=== Begin Enclosure ===

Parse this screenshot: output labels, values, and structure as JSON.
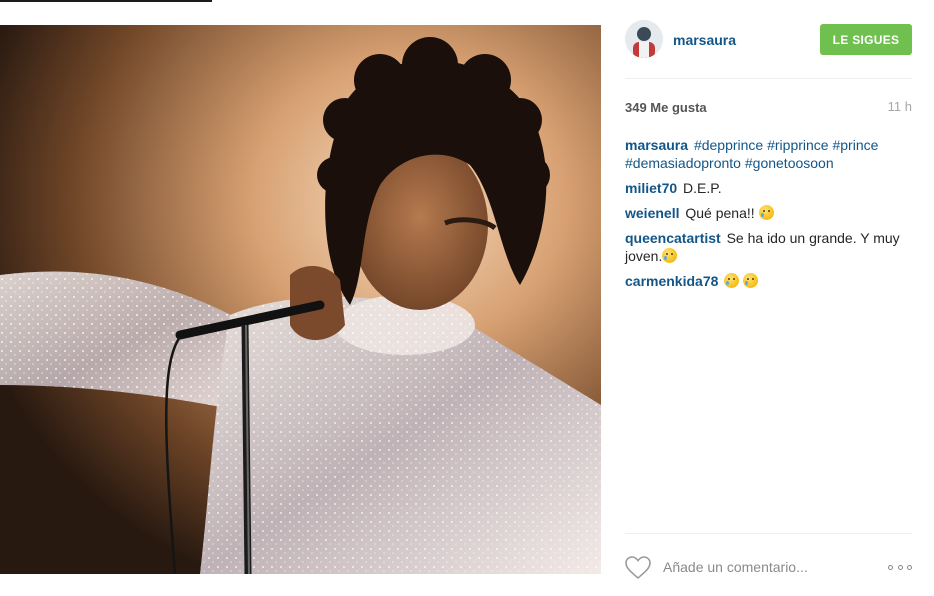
{
  "post": {
    "image_alt": "Concert photo: performer with curly hair at a microphone wearing a sheer sparkly ruffled blouse",
    "author": {
      "username": "marsaura",
      "follow_label": "LE SIGUES"
    },
    "likes_text": "349 Me gusta",
    "time_ago": "11 h",
    "caption": {
      "username": "marsaura",
      "hashtags": [
        "#depprince",
        "#ripprince",
        "#prince",
        "#demasiadopronto",
        "#gonetoosoon"
      ]
    },
    "comments": [
      {
        "username": "miliet70",
        "text": "D.E.P."
      },
      {
        "username": "weienell",
        "text": "Qué pena!!"
      },
      {
        "username": "queencatartist",
        "text": "Se ha ido un grande. Y muy joven."
      },
      {
        "username": "carmenkida78",
        "text": ""
      }
    ],
    "comment_input_placeholder": "Añade un comentario...",
    "icons": {
      "like": "heart-outline-icon",
      "more": "more-options-icon",
      "emoji": "crying-face-emoji"
    },
    "colors": {
      "username": "#125688",
      "follow_button": "#70c050",
      "text": "#262626",
      "muted": "#a5a7aa"
    }
  }
}
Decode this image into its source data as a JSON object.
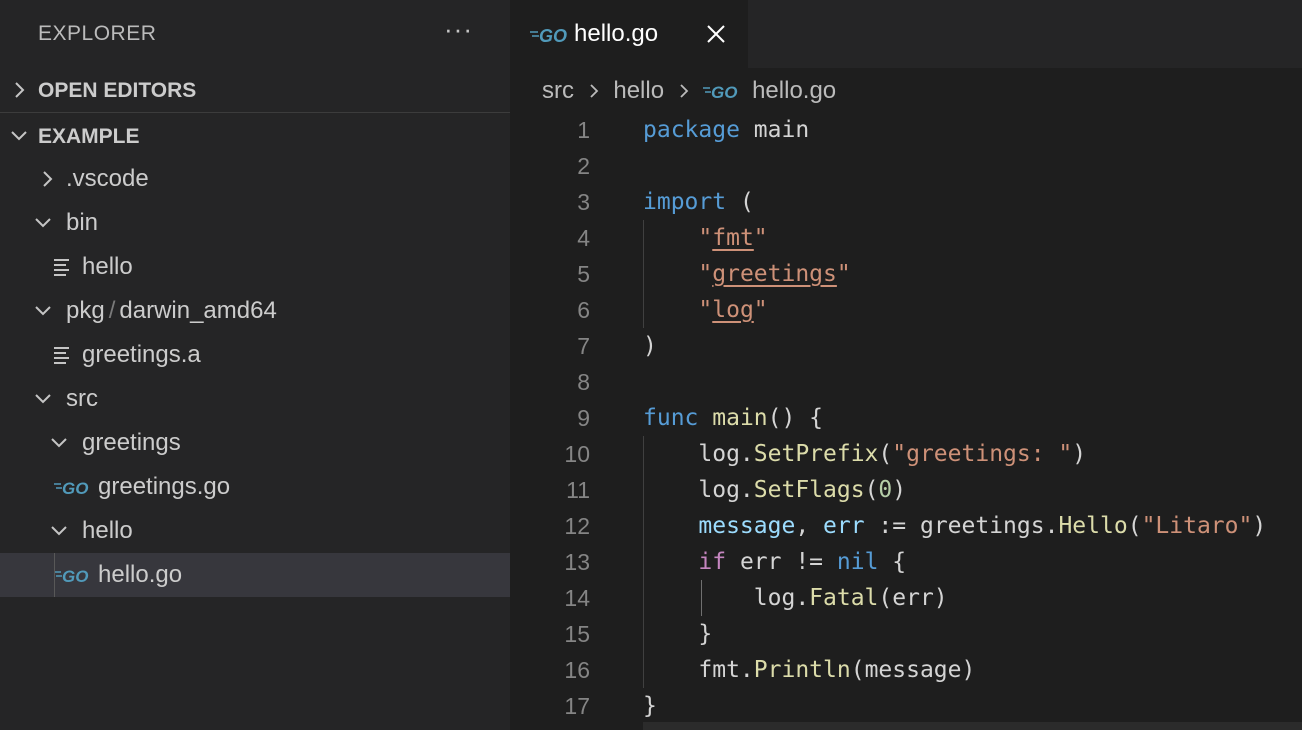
{
  "sidebar": {
    "title": "EXPLORER",
    "more_label": "···",
    "sections": [
      {
        "label": "OPEN EDITORS",
        "expanded": false
      },
      {
        "label": "EXAMPLE",
        "expanded": true
      }
    ],
    "tree": [
      {
        "label": ".vscode",
        "kind": "folder",
        "expanded": false
      },
      {
        "label": "bin",
        "kind": "folder",
        "expanded": true
      },
      {
        "label": "hello",
        "kind": "file",
        "icon": "text-file-icon"
      },
      {
        "label": "pkg",
        "label2": "darwin_amd64",
        "kind": "folder",
        "expanded": true
      },
      {
        "label": "greetings.a",
        "kind": "file",
        "icon": "text-file-icon"
      },
      {
        "label": "src",
        "kind": "folder",
        "expanded": true
      },
      {
        "label": "greetings",
        "kind": "folder",
        "expanded": true
      },
      {
        "label": "greetings.go",
        "kind": "file",
        "icon": "go-file-icon"
      },
      {
        "label": "hello",
        "kind": "folder",
        "expanded": true
      },
      {
        "label": "hello.go",
        "kind": "file",
        "icon": "go-file-icon",
        "selected": true
      }
    ]
  },
  "editor": {
    "tab": {
      "label": "hello.go",
      "icon": "go-file-icon",
      "active": true
    },
    "breadcrumb": [
      "src",
      "hello",
      "hello.go"
    ],
    "lines": [
      {
        "n": "1",
        "tokens": [
          [
            "kw",
            "package"
          ],
          [
            "pl",
            " main"
          ]
        ]
      },
      {
        "n": "2",
        "tokens": []
      },
      {
        "n": "3",
        "tokens": [
          [
            "kw",
            "import"
          ],
          [
            "pl",
            " ("
          ]
        ]
      },
      {
        "n": "4",
        "tokens": [
          [
            "pl",
            "    "
          ],
          [
            "str",
            "\""
          ],
          [
            "strul",
            "fmt"
          ],
          [
            "str",
            "\""
          ]
        ]
      },
      {
        "n": "5",
        "tokens": [
          [
            "pl",
            "    "
          ],
          [
            "str",
            "\""
          ],
          [
            "strul",
            "greetings"
          ],
          [
            "str",
            "\""
          ]
        ]
      },
      {
        "n": "6",
        "tokens": [
          [
            "pl",
            "    "
          ],
          [
            "str",
            "\""
          ],
          [
            "strul",
            "log"
          ],
          [
            "str",
            "\""
          ]
        ]
      },
      {
        "n": "7",
        "tokens": [
          [
            "pl",
            ")"
          ]
        ]
      },
      {
        "n": "8",
        "tokens": []
      },
      {
        "n": "9",
        "tokens": [
          [
            "kw",
            "func"
          ],
          [
            "pl",
            " "
          ],
          [
            "fn",
            "main"
          ],
          [
            "pl",
            "() {"
          ]
        ]
      },
      {
        "n": "10",
        "tokens": [
          [
            "pl",
            "    log."
          ],
          [
            "fn",
            "SetPrefix"
          ],
          [
            "pl",
            "("
          ],
          [
            "str",
            "\"greetings: \""
          ],
          [
            "pl",
            ")"
          ]
        ]
      },
      {
        "n": "11",
        "tokens": [
          [
            "pl",
            "    log."
          ],
          [
            "fn",
            "SetFlags"
          ],
          [
            "pl",
            "("
          ],
          [
            "num",
            "0"
          ],
          [
            "pl",
            ")"
          ]
        ]
      },
      {
        "n": "12",
        "tokens": [
          [
            "pl",
            "    "
          ],
          [
            "var",
            "message"
          ],
          [
            "pl",
            ", "
          ],
          [
            "var",
            "err"
          ],
          [
            "pl",
            " := greetings."
          ],
          [
            "fn",
            "Hello"
          ],
          [
            "pl",
            "("
          ],
          [
            "str",
            "\"Litaro\""
          ],
          [
            "pl",
            ")"
          ]
        ]
      },
      {
        "n": "13",
        "tokens": [
          [
            "pl",
            "    "
          ],
          [
            "kw2",
            "if"
          ],
          [
            "pl",
            " err != "
          ],
          [
            "kw",
            "nil"
          ],
          [
            "pl",
            " {"
          ]
        ]
      },
      {
        "n": "14",
        "tokens": [
          [
            "pl",
            "        log."
          ],
          [
            "fn",
            "Fatal"
          ],
          [
            "pl",
            "(err)"
          ]
        ]
      },
      {
        "n": "15",
        "tokens": [
          [
            "pl",
            "    }"
          ]
        ]
      },
      {
        "n": "16",
        "tokens": [
          [
            "pl",
            "    fmt."
          ],
          [
            "fn",
            "Println"
          ],
          [
            "pl",
            "(message)"
          ]
        ]
      },
      {
        "n": "17",
        "tokens": [
          [
            "pl",
            "}"
          ]
        ]
      }
    ]
  },
  "colors": {
    "sidebar_bg": "#252526",
    "editor_bg": "#1e1e1e",
    "selected_row": "#37373d",
    "go_icon": "#519aba",
    "keyword": "#569cd6",
    "control_keyword": "#c586c0",
    "string": "#ce9178",
    "function": "#dcdcaa",
    "variable": "#9cdcfe",
    "number": "#b5cea8"
  }
}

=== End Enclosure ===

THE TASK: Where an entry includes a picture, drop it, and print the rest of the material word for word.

ANSWER SPACE:
Parse this screenshot: output labels, values, and structure as JSON.
{
  "post": {
    "image_alt": "Concert photo: performer with curly hair at a microphone wearing a sheer sparkly ruffled blouse",
    "author": {
      "username": "marsaura",
      "follow_label": "LE SIGUES"
    },
    "likes_text": "349 Me gusta",
    "time_ago": "11 h",
    "caption": {
      "username": "marsaura",
      "hashtags": [
        "#depprince",
        "#ripprince",
        "#prince",
        "#demasiadopronto",
        "#gonetoosoon"
      ]
    },
    "comments": [
      {
        "username": "miliet70",
        "text": "D.E.P."
      },
      {
        "username": "weienell",
        "text": "Qué pena!!"
      },
      {
        "username": "queencatartist",
        "text": "Se ha ido un grande. Y muy joven."
      },
      {
        "username": "carmenkida78",
        "text": ""
      }
    ],
    "comment_input_placeholder": "Añade un comentario...",
    "icons": {
      "like": "heart-outline-icon",
      "more": "more-options-icon",
      "emoji": "crying-face-emoji"
    },
    "colors": {
      "username": "#125688",
      "follow_button": "#70c050",
      "text": "#262626",
      "muted": "#a5a7aa"
    }
  }
}
Decode this image into its source data as a JSON object.
{
  "sidebar": {
    "title": "EXPLORER",
    "more_label": "···",
    "sections": [
      {
        "label": "OPEN EDITORS",
        "expanded": false
      },
      {
        "label": "EXAMPLE",
        "expanded": true
      }
    ],
    "tree": [
      {
        "label": ".vscode",
        "kind": "folder",
        "expanded": false
      },
      {
        "label": "bin",
        "kind": "folder",
        "expanded": true
      },
      {
        "label": "hello",
        "kind": "file",
        "icon": "text-file-icon"
      },
      {
        "label": "pkg",
        "label2": "darwin_amd64",
        "kind": "folder",
        "expanded": true
      },
      {
        "label": "greetings.a",
        "kind": "file",
        "icon": "text-file-icon"
      },
      {
        "label": "src",
        "kind": "folder",
        "expanded": true
      },
      {
        "label": "greetings",
        "kind": "folder",
        "expanded": true
      },
      {
        "label": "greetings.go",
        "kind": "file",
        "icon": "go-file-icon"
      },
      {
        "label": "hello",
        "kind": "folder",
        "expanded": true
      },
      {
        "label": "hello.go",
        "kind": "file",
        "icon": "go-file-icon",
        "selected": true
      }
    ]
  },
  "editor": {
    "tab": {
      "label": "hello.go",
      "icon": "go-file-icon",
      "active": true
    },
    "breadcrumb": [
      "src",
      "hello",
      "hello.go"
    ],
    "lines": [
      {
        "n": "1",
        "tokens": [
          [
            "kw",
            "package"
          ],
          [
            "pl",
            " main"
          ]
        ]
      },
      {
        "n": "2",
        "tokens": []
      },
      {
        "n": "3",
        "tokens": [
          [
            "kw",
            "import"
          ],
          [
            "pl",
            " ("
          ]
        ]
      },
      {
        "n": "4",
        "tokens": [
          [
            "pl",
            "    "
          ],
          [
            "str",
            "\""
          ],
          [
            "strul",
            "fmt"
          ],
          [
            "str",
            "\""
          ]
        ]
      },
      {
        "n": "5",
        "tokens": [
          [
            "pl",
            "    "
          ],
          [
            "str",
            "\""
          ],
          [
            "strul",
            "greetings"
          ],
          [
            "str",
            "\""
          ]
        ]
      },
      {
        "n": "6",
        "tokens": [
          [
            "pl",
            "    "
          ],
          [
            "str",
            "\""
          ],
          [
            "strul",
            "log"
          ],
          [
            "str",
            "\""
          ]
        ]
      },
      {
        "n": "7",
        "tokens": [
          [
            "pl",
            ")"
          ]
        ]
      },
      {
        "n": "8",
        "tokens": []
      },
      {
        "n": "9",
        "tokens": [
          [
            "kw",
            "func"
          ],
          [
            "pl",
            " "
          ],
          [
            "fn",
            "main"
          ],
          [
            "pl",
            "() {"
          ]
        ]
      },
      {
        "n": "10",
        "tokens": [
          [
            "pl",
            "    log."
          ],
          [
            "fn",
            "SetPrefix"
          ],
          [
            "pl",
            "("
          ],
          [
            "str",
            "\"greetings: \""
          ],
          [
            "pl",
            ")"
          ]
        ]
      },
      {
        "n": "11",
        "tokens": [
          [
            "pl",
            "    log."
          ],
          [
            "fn",
            "SetFlags"
          ],
          [
            "pl",
            "("
          ],
          [
            "num",
            "0"
          ],
          [
            "pl",
            ")"
          ]
        ]
      },
      {
        "n": "12",
        "tokens": [
          [
            "pl",
            "    "
          ],
          [
            "var",
            "message"
          ],
          [
            "pl",
            ", "
          ],
          [
            "var",
            "err"
          ],
          [
            "pl",
            " := greetings."
          ],
          [
            "fn",
            "Hello"
          ],
          [
            "pl",
            "("
          ],
          [
            "str",
            "\"Litaro\""
          ],
          [
            "pl",
            ")"
          ]
        ]
      },
      {
        "n": "13",
        "tokens": [
          [
            "pl",
            "    "
          ],
          [
            "kw2",
            "if"
          ],
          [
            "pl",
            " err != "
          ],
          [
            "kw",
            "nil"
          ],
          [
            "pl",
            " {"
          ]
        ]
      },
      {
        "n": "14",
        "tokens": [
          [
            "pl",
            "        log."
          ],
          [
            "fn",
            "Fatal"
          ],
          [
            "pl",
            "(err)"
          ]
        ]
      },
      {
        "n": "15",
        "tokens": [
          [
            "pl",
            "    }"
          ]
        ]
      },
      {
        "n": "16",
        "tokens": [
          [
            "pl",
            "    fmt."
          ],
          [
            "fn",
            "Println"
          ],
          [
            "pl",
            "(message)"
          ]
        ]
      },
      {
        "n": "17",
        "tokens": [
          [
            "pl",
            "}"
          ]
        ]
      }
    ]
  },
  "colors": {
    "sidebar_bg": "#252526",
    "editor_bg": "#1e1e1e",
    "selected_row": "#37373d",
    "go_icon": "#519aba",
    "keyword": "#569cd6",
    "control_keyword": "#c586c0",
    "string": "#ce9178",
    "function": "#dcdcaa",
    "variable": "#9cdcfe",
    "number": "#b5cea8"
  }
}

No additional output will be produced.